> Exercise description
Return each line of the entries that mentions the word "label".

> Dataset records
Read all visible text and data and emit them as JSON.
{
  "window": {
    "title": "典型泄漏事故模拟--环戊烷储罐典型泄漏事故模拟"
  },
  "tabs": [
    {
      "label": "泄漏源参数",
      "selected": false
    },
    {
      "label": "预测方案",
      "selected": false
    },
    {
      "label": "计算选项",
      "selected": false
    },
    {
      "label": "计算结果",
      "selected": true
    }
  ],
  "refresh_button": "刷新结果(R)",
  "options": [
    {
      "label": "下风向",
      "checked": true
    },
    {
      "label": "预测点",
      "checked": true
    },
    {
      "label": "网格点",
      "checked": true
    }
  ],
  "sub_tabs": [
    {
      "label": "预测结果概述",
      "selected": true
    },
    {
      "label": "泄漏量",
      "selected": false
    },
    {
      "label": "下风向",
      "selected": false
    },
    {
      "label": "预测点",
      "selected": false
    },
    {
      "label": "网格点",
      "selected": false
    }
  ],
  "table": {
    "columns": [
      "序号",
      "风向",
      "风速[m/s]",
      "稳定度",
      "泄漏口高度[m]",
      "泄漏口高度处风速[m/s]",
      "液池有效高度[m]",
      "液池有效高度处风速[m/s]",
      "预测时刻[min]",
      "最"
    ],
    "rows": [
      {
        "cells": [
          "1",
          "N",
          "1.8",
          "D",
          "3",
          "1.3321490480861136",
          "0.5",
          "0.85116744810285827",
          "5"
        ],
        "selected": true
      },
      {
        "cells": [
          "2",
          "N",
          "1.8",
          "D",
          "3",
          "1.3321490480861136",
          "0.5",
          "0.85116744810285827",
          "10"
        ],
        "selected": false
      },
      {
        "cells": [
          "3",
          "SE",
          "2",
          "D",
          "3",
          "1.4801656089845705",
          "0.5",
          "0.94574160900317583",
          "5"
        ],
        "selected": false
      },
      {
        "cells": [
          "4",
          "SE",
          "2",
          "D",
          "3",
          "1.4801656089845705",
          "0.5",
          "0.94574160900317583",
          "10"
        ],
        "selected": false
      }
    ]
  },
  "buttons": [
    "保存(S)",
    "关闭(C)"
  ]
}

> Answer to the exercise
      "label": "泄漏源参数",
      "label": "预测方案",
      "label": "计算选项",
      "label": "计算结果",
      "label": "下风向",
      "label": "预测点",
      "label": "网格点",
      "label": "预测结果概述",
      "label": "泄漏量",
      "label": "下风向",
      "label": "预测点",
      "label": "网格点",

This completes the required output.